What is Federal Rule 35?
The United States has one of the greatest numbers of incarcerated people in the world, with over 2.3 million inmates as of 2021. This has caused a number of problems, such as overcrowding, high costs, and worries about fairness and justice in the criminal justice system.
To tackle some of these issues, a range of legislation and policies have been developed, including Rule 35(b), which allows for the reduction of a sentence under certain conditions.
What Is a Rule 35(b) Motion?
A Rule 35(b) motion is a type of post-conviction relief available only in federal court. This type of motion allows for a defendant’s sentence to be reduced after being convicted and sentenced for a federal crime.
To be eligible for a Rule 35(b) motion, an individual must provide substantial assistance to the prosecutor in one of three ways: providing evidence about another crime, aiding undercover investigations, or acting as a witness in other criminal proceedings.
In return for their services, the government can file a motion requesting that the defendant’s sentence be reduced due to their contribution towards justice being served.
When Is Cooperation Considered Substantial?
The definition of “substantial” when it comes to Rule 35(b) motions can vary from one prosecutor’s office to another. Generally speaking, however, providing truthful information about another person or organization that leads to their successful conviction would be considered “substantial” cooperation by any prosecutor’s office.
Similarly, testifying against someone else in court would also be considered “substantial” cooperation by prosecutors because of its importance in proving guilt beyond a reasonable doubt.
When Can a Rule 35(b) Motion Be Filed?
A Rule 35(b) motion is generally filed during the sentencing phase and usually has to be submitted within one year of the sentence being passed. However, there are exceptions. If you don’t become aware of helpful information until more than a year after you have been sentenced, it might be possible to have this motion filed outside of the one-year period.
A defendant often cooperates before they are sentenced and receives a reduced sentence as a result of a 35(b) motion. If, after the defendant is sentenced, they continue cooperating with law enforcement, there cannot be a further reduction for the continued assistance since the motion was already filed and granted.
Your Sentence Can Be Reduced Below the Mandatory Minimum
Mandatory minimum sentences are laws that dictate that a judge must deliver a sentence of a certain duration for specific offenses. Even if the judge feels like the appropriate sentence should be shorter, they have no alternative but to assign the required mandatory minimum sentence. These regulations were introduced as part of the War on Drugs during the 1980s and ’90s, but now apply to many types of crimes.
Under Rule 35(b), a judge can reduce a sentence below the mandatory minimum if the defendant meets certain criteria, which is a huge benefit.
How a Los Angeles Criminal Defense Lawyer Can Help With a Rule 35(b) Motion
Prosecutors typically fulfill their commitment to consider a defendant for a lesser sentence in exchange for cooperation; however, this may not always be the case.
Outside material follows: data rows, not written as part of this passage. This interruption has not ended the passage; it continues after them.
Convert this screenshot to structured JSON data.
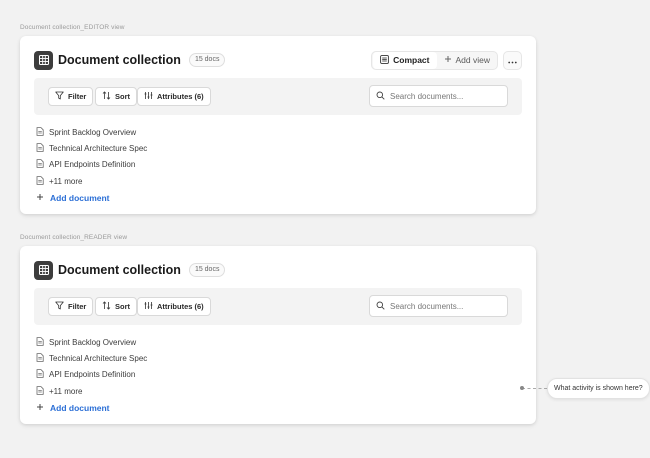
{
  "sections": [
    {
      "label": "Document collection_EDITOR view",
      "title": "Document collection",
      "count": "15 docs",
      "compact_label": "Compact",
      "add_view_label": "Add view",
      "filter_label": "Filter",
      "sort_label": "Sort",
      "attributes_label": "Attributes (6)",
      "search_placeholder": "Search documents...",
      "docs": [
        "Sprint Backlog Overview",
        "Technical Architecture Spec",
        "API Endpoints Definition",
        "+11 more"
      ],
      "add_document_label": "Add document"
    },
    {
      "label": "Document collection_READER view",
      "title": "Document collection",
      "count": "15 docs",
      "filter_label": "Filter",
      "sort_label": "Sort",
      "attributes_label": "Attributes (6)",
      "search_placeholder": "Search documents...",
      "docs": [
        "Sprint Backlog Overview",
        "Technical Architecture Spec",
        "API Endpoints Definition",
        "+11 more"
      ],
      "add_document_label": "Add document"
    }
  ],
  "tooltip": "What activity is shown here?",
  "colors": {
    "accent": "#2b6fd6",
    "icon_bg": "#3d3d3d",
    "toolbar_bg": "#f3f3f3",
    "page_bg": "#f2f2f2"
  },
  "icons": [
    "table-grid-icon",
    "compact-view-icon",
    "plus-icon",
    "more-dots-icon",
    "filter-icon",
    "sort-icon",
    "attributes-icon",
    "search-icon",
    "document-icon"
  ]
}
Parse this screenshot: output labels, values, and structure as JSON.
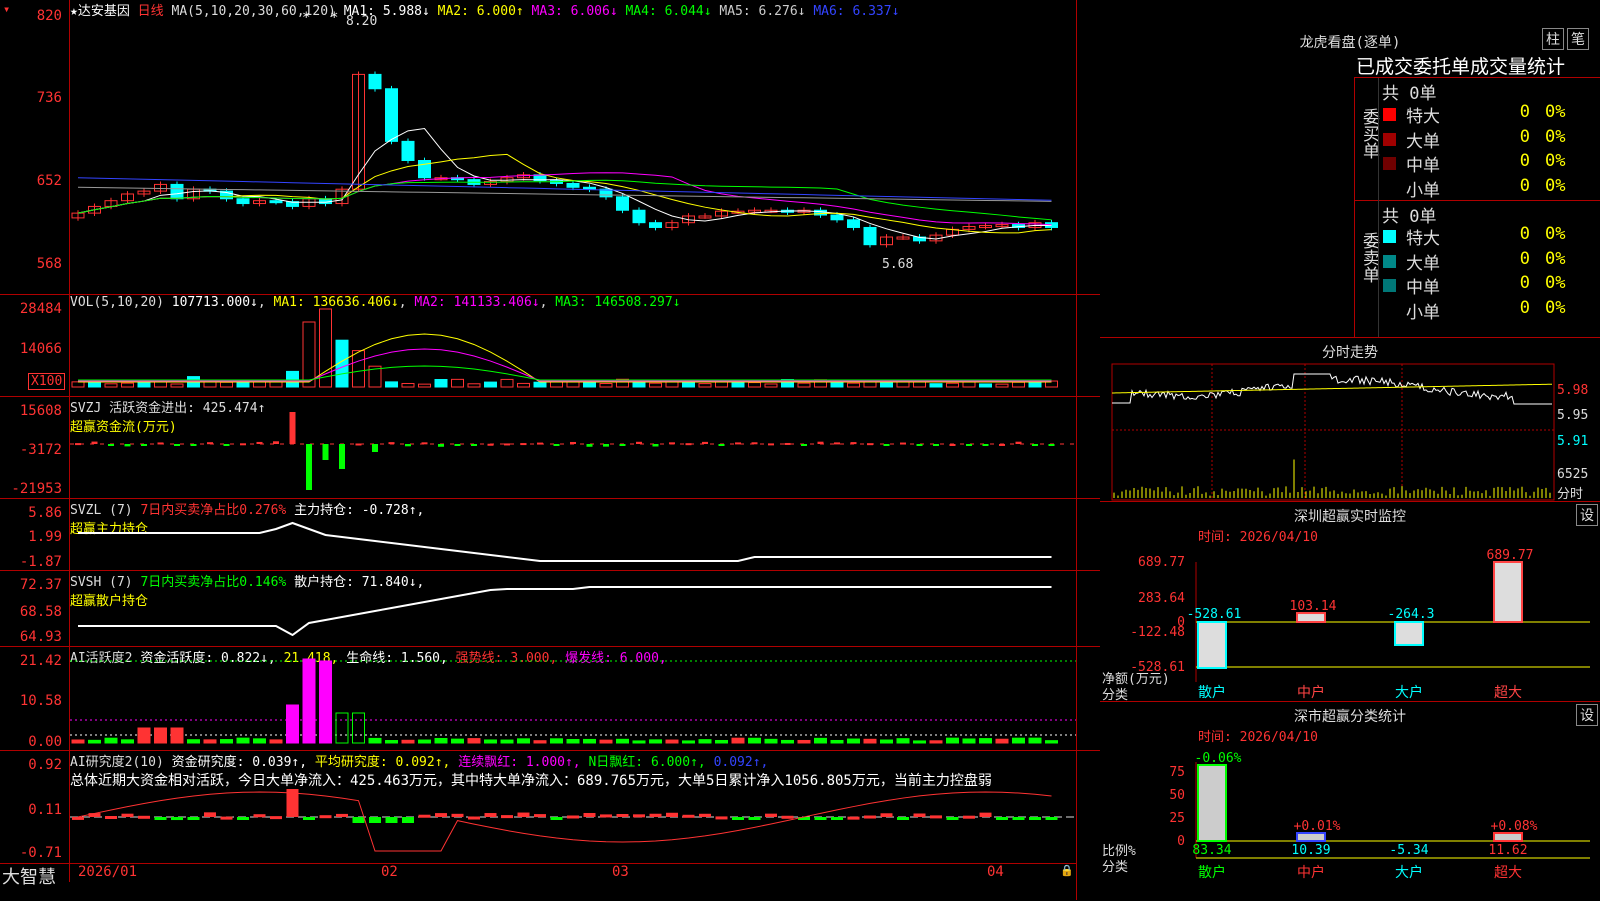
{
  "app": {
    "brand": "大智慧",
    "stock_name": "★达安基因",
    "period": "日线"
  },
  "main": {
    "ma_label": "MA(5,10,20,30,60,120)",
    "ma1": "MA1: 5.988↓",
    "ma2": "MA2: 6.000↑",
    "ma3": "MA3: 6.006↓",
    "ma4": "MA4: 6.044↓",
    "ma5": "MA5: 6.276↓",
    "ma6": "MA6: 6.337↓",
    "y_ticks": [
      "820",
      "736",
      "652",
      "568"
    ],
    "high_marker": "8.20",
    "low_marker": "5.68"
  },
  "vol": {
    "label": "VOL(5,10,20)",
    "value": "107713.000↓",
    "ma1": "MA1: 136636.406↓",
    "ma2": "MA2: 141133.406↓",
    "ma3": "MA3: 146508.297↓",
    "y_ticks": [
      "28484",
      "14066"
    ],
    "unit": "X100"
  },
  "svzj": {
    "label": "SVZJ",
    "title": "活跃资金进出: 425.474↑",
    "subtitle": "超赢资金流(万元)",
    "y_ticks": [
      "15608",
      "-3172",
      "-21953"
    ]
  },
  "svzl": {
    "label": "SVZL (7)",
    "title_a": "7日内买卖净占比0.276%",
    "title_b": "主力持仓: -0.728↑,",
    "subtitle": "超赢主力持仓",
    "y_ticks": [
      "5.86",
      "1.99",
      "-1.87"
    ]
  },
  "svsh": {
    "label": "SVSH (7)",
    "title_a": "7日内买卖净占比0.146%",
    "title_b": "散户持仓: 71.840↓,",
    "subtitle": "超赢散户持仓",
    "y_ticks": [
      "72.37",
      "68.58",
      "64.93"
    ]
  },
  "ai_active": {
    "label": "AI活跃度2",
    "t1": "资金活跃度: 0.822↓,",
    "t2": "21.418,",
    "t3": "生命线: 1.560,",
    "t4": "强势线: 3.000,",
    "t5": "爆发线: 6.000,",
    "y_ticks": [
      "21.42",
      "10.58",
      "0.00"
    ]
  },
  "ai_research": {
    "label": "AI研究度2(10)",
    "t1": "资金研究度: 0.039↑,",
    "t2": "平均研究度: 0.092↑,",
    "t3": "连续飘红: 1.000↑,",
    "t4": "N日飘红: 6.000↑,",
    "t5": "0.092↑,",
    "summary": "总体近期大资金相对活跃，今日大单净流入：425.463万元，其中特大单净流入：689.765万元，大单5日累计净入1056.805万元，当前主力控盘弱",
    "y_ticks": [
      "0.92",
      "0.11",
      "-0.71"
    ]
  },
  "x_axis": [
    "2026/01",
    "02",
    "03",
    "04"
  ],
  "dragon": {
    "title": "龙虎看盘(逐单)",
    "btn_a": "柱",
    "btn_b": "笔",
    "subtitle": "已成交委托单成交量统计",
    "buy_side": "委买单",
    "sell_side": "委卖单",
    "buy_total": "共 0单",
    "sell_total": "共 0单",
    "buy_rows": [
      {
        "name": "特大",
        "count": "0",
        "pct": "0%",
        "color": "#ff0000"
      },
      {
        "name": "大单",
        "count": "0",
        "pct": "0%",
        "color": "#a00000"
      },
      {
        "name": "中单",
        "count": "0",
        "pct": "0%",
        "color": "#700000"
      },
      {
        "name": "小单",
        "count": "0",
        "pct": "0%",
        "color": ""
      }
    ],
    "sell_rows": [
      {
        "name": "特大",
        "count": "0",
        "pct": "0%",
        "color": "#00ffff"
      },
      {
        "name": "大单",
        "count": "0",
        "pct": "0%",
        "color": "#008888"
      },
      {
        "name": "中单",
        "count": "0",
        "pct": "0%",
        "color": "#007777"
      },
      {
        "name": "小单",
        "count": "0",
        "pct": "0%",
        "color": ""
      }
    ]
  },
  "intraday": {
    "title": "分时走势",
    "prices": [
      "5.98",
      "5.95",
      "5.91"
    ],
    "vol": "6525",
    "vol_unit": "分时"
  },
  "sz_monitor": {
    "title": "深圳超赢实时监控",
    "btn": "设",
    "time": "时间: 2026/04/10",
    "y_ticks": [
      "689.77",
      "283.64",
      "0",
      "-122.48",
      "-528.61"
    ],
    "ylabel": "净额(万元)",
    "xlabel": "分类",
    "categories": [
      "散户",
      "中户",
      "大户",
      "超大"
    ],
    "values": [
      "-528.61",
      "103.14",
      "-264.3",
      "689.77"
    ]
  },
  "sz_class": {
    "title": "深市超赢分类统计",
    "btn": "设",
    "time": "时间: 2026/04/10",
    "y_ticks": [
      "75",
      "50",
      "25",
      "0"
    ],
    "ylabel": "比例%",
    "xlabel": "分类",
    "categories": [
      "散户",
      "中户",
      "大户",
      "超大"
    ],
    "top_labels": [
      "-0.06%",
      "+0.01%",
      "",
      "+0.08%"
    ],
    "values": [
      "83.34",
      "10.39",
      "-5.34",
      "11.62"
    ]
  },
  "chart_data": [
    {
      "type": "bar",
      "title": "深圳超赢实时监控",
      "categories": [
        "散户",
        "中户",
        "大户",
        "超大"
      ],
      "values": [
        -528.61,
        103.14,
        -264.3,
        689.77
      ],
      "ylabel": "净额(万元)",
      "xlabel": "分类"
    },
    {
      "type": "bar",
      "title": "深市超赢分类统计",
      "categories": [
        "散户",
        "中户",
        "大户",
        "超大"
      ],
      "values": [
        83.34,
        10.39,
        -5.34,
        11.62
      ],
      "ylabel": "比例%",
      "xlabel": "分类"
    }
  ]
}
Reasons for this could range from deeming that the assistance offered was not sufficient for a 35(b) motion, or perhaps the prosecutor simply forgot or got busy before they got around to filing it.
If the prosecutor has not followed through with their commitment after a plea agreement, having a knowledgeable criminal defense lawyer can make all the difference. An attorney can speak with the prosecutor and remind them of their agreement to file the motion. Hopefully this is enough to get them to follow through with their promise.
If it’s not, a lawyer who is well-versed in Rule 35 proceedings will be able to collect evidence and present it to the prosecutor within the legal time frame to again show them why the motion should be filed.
Ensuring that justice is served requires perseverance and time, and having a qualified lawyer on your team can significantly enhance your chances of success.
Contact the Los Angeles Criminal Defense Law Firm of The Rodriguez Law Group Today For Help
The Rodriguez Law Group – Los Angeles Criminal Defense Attorney
626 Wilshire Blvd Suite 460, Los Angeles, CA 90017, United States